> [RAW DATA]
§ §
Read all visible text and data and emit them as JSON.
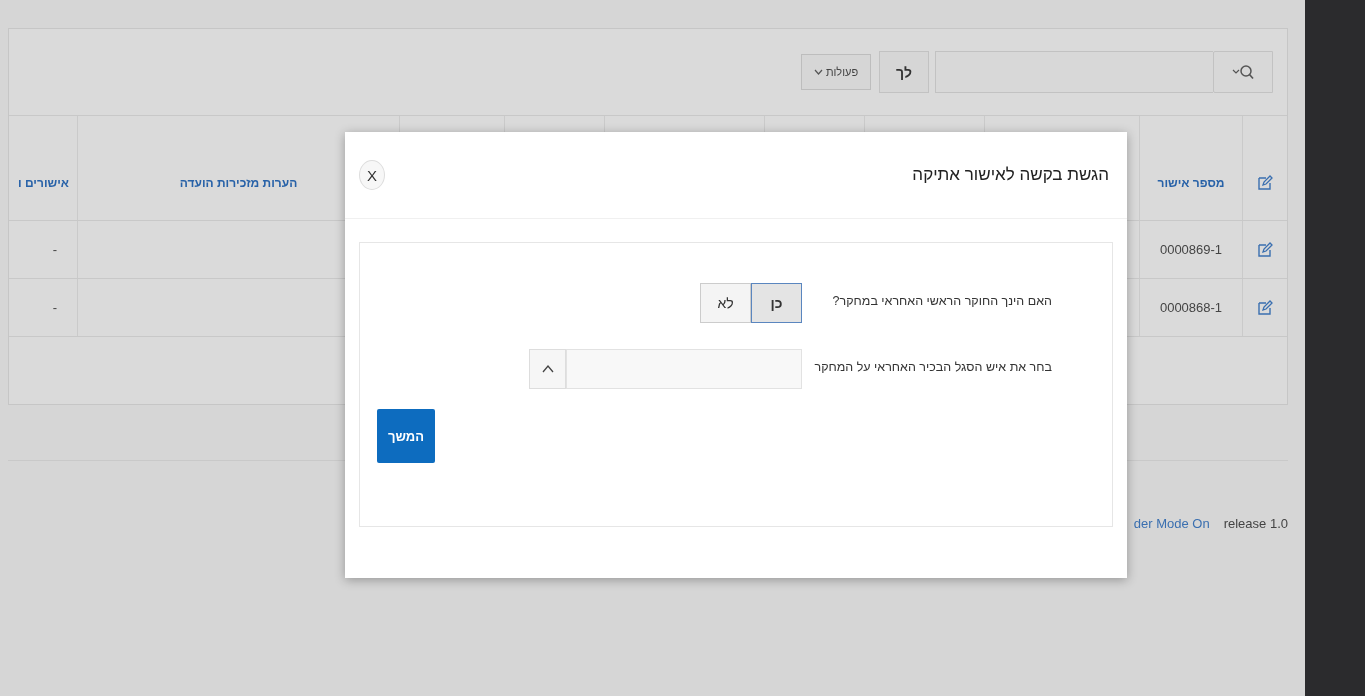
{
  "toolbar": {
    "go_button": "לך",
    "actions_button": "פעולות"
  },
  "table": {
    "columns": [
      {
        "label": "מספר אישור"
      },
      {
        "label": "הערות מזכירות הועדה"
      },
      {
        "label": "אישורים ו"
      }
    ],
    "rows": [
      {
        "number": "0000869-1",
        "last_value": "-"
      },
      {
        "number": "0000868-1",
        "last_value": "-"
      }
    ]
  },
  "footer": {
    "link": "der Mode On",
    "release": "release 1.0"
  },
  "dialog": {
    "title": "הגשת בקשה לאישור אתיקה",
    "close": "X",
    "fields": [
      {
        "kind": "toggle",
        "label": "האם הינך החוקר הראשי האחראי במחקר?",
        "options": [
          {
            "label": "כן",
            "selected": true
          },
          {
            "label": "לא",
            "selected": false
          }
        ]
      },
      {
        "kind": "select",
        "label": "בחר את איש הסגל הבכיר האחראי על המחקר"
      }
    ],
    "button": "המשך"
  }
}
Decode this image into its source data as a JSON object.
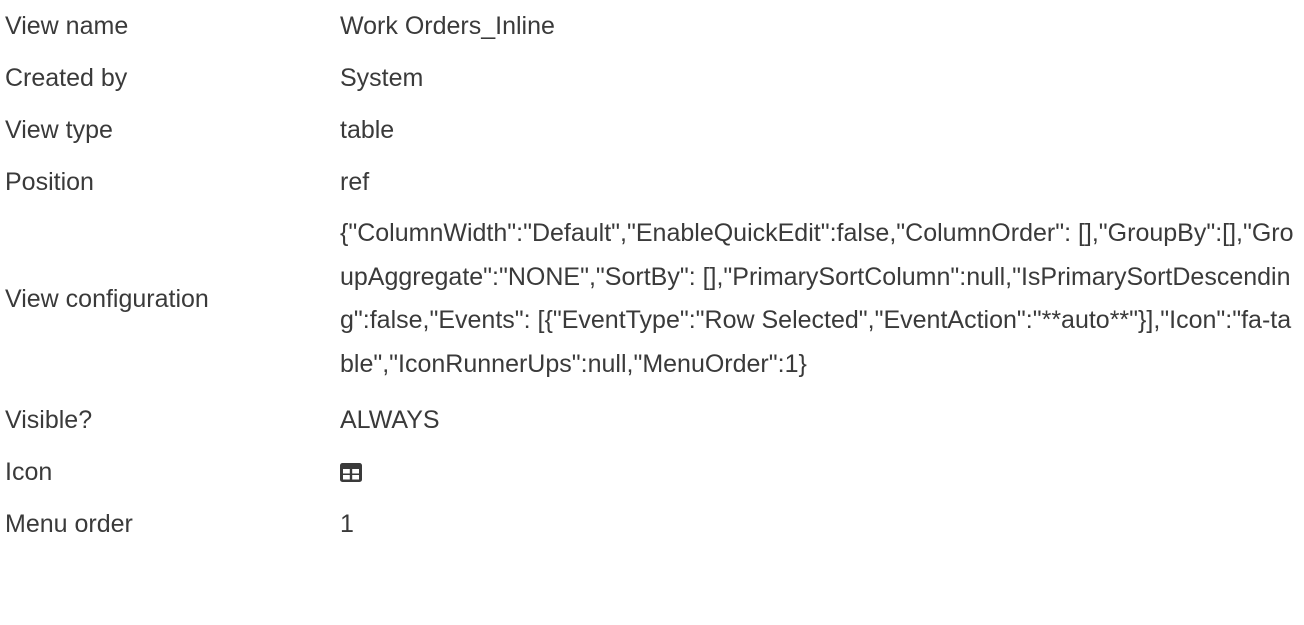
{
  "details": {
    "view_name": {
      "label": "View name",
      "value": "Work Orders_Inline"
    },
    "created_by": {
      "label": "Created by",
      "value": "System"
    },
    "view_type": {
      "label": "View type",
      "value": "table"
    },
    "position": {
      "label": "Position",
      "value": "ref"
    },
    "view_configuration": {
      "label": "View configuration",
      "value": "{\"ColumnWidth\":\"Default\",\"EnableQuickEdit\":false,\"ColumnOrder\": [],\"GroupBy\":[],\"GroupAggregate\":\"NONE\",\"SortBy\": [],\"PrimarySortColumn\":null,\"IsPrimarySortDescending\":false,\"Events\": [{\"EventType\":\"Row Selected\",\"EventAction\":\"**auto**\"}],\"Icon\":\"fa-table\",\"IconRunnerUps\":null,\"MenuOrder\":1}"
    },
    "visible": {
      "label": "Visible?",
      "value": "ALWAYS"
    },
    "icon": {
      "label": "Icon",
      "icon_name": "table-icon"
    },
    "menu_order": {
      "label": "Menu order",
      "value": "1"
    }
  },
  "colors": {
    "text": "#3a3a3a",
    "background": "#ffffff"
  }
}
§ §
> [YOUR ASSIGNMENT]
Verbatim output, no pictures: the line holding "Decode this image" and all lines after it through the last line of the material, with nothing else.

> [COMPLETED TASK]
Decode this image into its source data as a JSON object.
{
  "details": {
    "view_name": {
      "label": "View name",
      "value": "Work Orders_Inline"
    },
    "created_by": {
      "label": "Created by",
      "value": "System"
    },
    "view_type": {
      "label": "View type",
      "value": "table"
    },
    "position": {
      "label": "Position",
      "value": "ref"
    },
    "view_configuration": {
      "label": "View configuration",
      "value": "{\"ColumnWidth\":\"Default\",\"EnableQuickEdit\":false,\"ColumnOrder\": [],\"GroupBy\":[],\"GroupAggregate\":\"NONE\",\"SortBy\": [],\"PrimarySortColumn\":null,\"IsPrimarySortDescending\":false,\"Events\": [{\"EventType\":\"Row Selected\",\"EventAction\":\"**auto**\"}],\"Icon\":\"fa-table\",\"IconRunnerUps\":null,\"MenuOrder\":1}"
    },
    "visible": {
      "label": "Visible?",
      "value": "ALWAYS"
    },
    "icon": {
      "label": "Icon",
      "icon_name": "table-icon"
    },
    "menu_order": {
      "label": "Menu order",
      "value": "1"
    }
  },
  "colors": {
    "text": "#3a3a3a",
    "background": "#ffffff"
  }
}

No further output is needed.